- Emilio Largo has pointed ears like satyr's, and enormous hands.
- Francisco Scaramanga has three nipples.
- Red Scare
- Bizarrely subverted in 'Colonel Sun'. The Russians are Bond's allies against the Chinese.
- Reports of My Death Were Greatly Exaggerated
- Revenge Myopia: In one novel, the Big Bad is the daughter of Blofeld, who wants revenge against Bond for killing Blofeld back in You Only Live Twice.
- Road Sign Reversal: Bond does it to a car full of Blofeld's goons in On Her Majesty's Secret Service.
- Serial Killer: Red Grant.
- Sexy Secretary: Moneypenny, Mary Goodnight.
- Shark Pool: Live and Let Die, Dr No
- Spy Fiction: Oddly, The Stale Beer Type of Spy Fiction. Fleming's Bond has all the ingredients of the Martini flavored one but the world is still profoundly grim and depressing.
- Sue Donym: 'Mr. James' and 'Colonel Johns' in For Your Eyes Only.
- Taking Over the Town: Goldfinger's plan to loot Fort Knox.
- Textual Celebrity Resemblance: In Casino Royale, Bond is described by one character to another as looking similar to Hoagy Carmichael. Bond himself is aware of the comparision (even though he wasn't involved in that conversation - he's probably heard it a million times): in another scene he looks at himself in the mirror and thinks that Carmichael is much better looking than he.
- Those Wacky Nazis: Hugo Drax. The fate of Nazis and Nazi scientists in the Cold War is touched upon in several novels as well.
- Title Drop: Live and let die, For your eyes only, You Only Live Twice
- Tragic Hero: Bond is meant to be one of these because he's certain he'll be dead before he's retired at 42.
- This Trope Is Bleep: In Dr. No, Ian Fleming actually presented profanity as ----"
- Unbuilt Trope: In Dr. No, Dr. No's lair (with the nice furniture and books and everything) was an extremely expensive, time-consuming project made to fulfill a specific kind of crazy, and Bond is well aware of how morbidly surreal it is to receive such a warm reception from a ruthless villain who fully intends to kill him. The movie showcased the lair, but cut out the details of its construction and Dr. No's mania, making it seem almost ordinary. The rest, as they say, is history.
- What Measure Is a Mook?: Usually inverted. Bond doesn't bat an eye killing Big Bads and their Dragons, but he is often quite reluctant to kill lowly mooks and/or agonizes about it afterwards. Not always, though.

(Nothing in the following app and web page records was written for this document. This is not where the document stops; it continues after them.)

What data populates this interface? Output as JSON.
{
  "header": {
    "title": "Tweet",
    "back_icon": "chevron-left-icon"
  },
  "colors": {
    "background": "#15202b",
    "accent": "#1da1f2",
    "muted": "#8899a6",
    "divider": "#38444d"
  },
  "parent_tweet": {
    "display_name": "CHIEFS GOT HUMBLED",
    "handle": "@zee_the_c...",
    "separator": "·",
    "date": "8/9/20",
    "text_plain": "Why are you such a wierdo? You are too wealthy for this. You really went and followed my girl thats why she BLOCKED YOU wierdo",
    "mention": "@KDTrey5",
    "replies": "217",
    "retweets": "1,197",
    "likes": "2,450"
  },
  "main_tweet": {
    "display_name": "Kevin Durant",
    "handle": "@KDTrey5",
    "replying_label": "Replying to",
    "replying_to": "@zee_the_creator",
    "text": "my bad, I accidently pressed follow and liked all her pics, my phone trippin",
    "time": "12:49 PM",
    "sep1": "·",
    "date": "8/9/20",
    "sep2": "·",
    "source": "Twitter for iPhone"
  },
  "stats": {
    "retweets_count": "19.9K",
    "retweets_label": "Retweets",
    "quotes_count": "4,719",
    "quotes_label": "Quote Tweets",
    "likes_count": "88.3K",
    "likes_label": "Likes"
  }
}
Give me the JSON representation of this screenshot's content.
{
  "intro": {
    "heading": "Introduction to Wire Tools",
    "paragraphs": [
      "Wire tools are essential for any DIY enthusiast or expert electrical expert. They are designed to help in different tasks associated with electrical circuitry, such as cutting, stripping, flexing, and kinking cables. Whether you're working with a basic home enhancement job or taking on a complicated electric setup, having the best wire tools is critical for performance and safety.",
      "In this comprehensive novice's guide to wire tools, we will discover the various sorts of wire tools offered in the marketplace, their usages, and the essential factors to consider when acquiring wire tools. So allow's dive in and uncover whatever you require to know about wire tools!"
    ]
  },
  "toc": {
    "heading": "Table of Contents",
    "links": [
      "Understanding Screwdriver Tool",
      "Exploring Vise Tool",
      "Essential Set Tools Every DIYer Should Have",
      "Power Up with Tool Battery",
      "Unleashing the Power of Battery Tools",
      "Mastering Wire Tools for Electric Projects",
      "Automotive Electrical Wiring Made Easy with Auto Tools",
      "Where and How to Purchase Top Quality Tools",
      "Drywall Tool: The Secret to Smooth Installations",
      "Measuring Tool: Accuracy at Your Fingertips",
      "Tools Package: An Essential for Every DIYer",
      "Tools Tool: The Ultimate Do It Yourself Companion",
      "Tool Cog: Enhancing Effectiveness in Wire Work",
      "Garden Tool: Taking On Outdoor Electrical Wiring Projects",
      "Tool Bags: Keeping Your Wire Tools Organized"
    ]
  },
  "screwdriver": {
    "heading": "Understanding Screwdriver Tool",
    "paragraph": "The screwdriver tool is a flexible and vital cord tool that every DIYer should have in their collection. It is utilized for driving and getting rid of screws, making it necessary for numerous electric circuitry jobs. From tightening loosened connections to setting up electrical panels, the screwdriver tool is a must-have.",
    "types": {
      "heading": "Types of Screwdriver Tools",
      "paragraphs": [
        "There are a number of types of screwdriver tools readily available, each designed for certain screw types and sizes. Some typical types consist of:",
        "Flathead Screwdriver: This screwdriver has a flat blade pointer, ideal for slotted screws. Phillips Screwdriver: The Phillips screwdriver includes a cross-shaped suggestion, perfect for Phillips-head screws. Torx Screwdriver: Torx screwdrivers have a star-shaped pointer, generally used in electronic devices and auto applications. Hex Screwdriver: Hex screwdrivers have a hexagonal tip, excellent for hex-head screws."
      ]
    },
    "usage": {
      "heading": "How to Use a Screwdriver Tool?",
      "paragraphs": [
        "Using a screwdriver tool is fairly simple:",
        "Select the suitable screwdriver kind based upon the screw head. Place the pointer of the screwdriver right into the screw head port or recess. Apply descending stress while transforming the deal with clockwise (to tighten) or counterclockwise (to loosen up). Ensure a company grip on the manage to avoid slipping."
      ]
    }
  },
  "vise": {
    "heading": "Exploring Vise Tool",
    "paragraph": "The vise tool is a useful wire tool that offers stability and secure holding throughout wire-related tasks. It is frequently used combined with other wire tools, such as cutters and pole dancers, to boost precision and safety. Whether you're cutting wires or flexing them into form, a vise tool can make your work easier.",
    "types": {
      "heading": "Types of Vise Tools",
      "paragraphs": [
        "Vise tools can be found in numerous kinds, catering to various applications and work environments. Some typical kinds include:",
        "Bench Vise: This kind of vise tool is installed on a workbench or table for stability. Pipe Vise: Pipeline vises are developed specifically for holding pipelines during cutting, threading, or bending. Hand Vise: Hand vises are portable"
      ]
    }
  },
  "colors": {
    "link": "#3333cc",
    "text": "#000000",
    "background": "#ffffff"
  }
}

- Writer on Board: Since Fleming lived in Jamaica he had Bond go there on three occasions.
- Yellow Peril: Colonel Sun is a fairly typical figure of the Inscrutable Oriental villain type.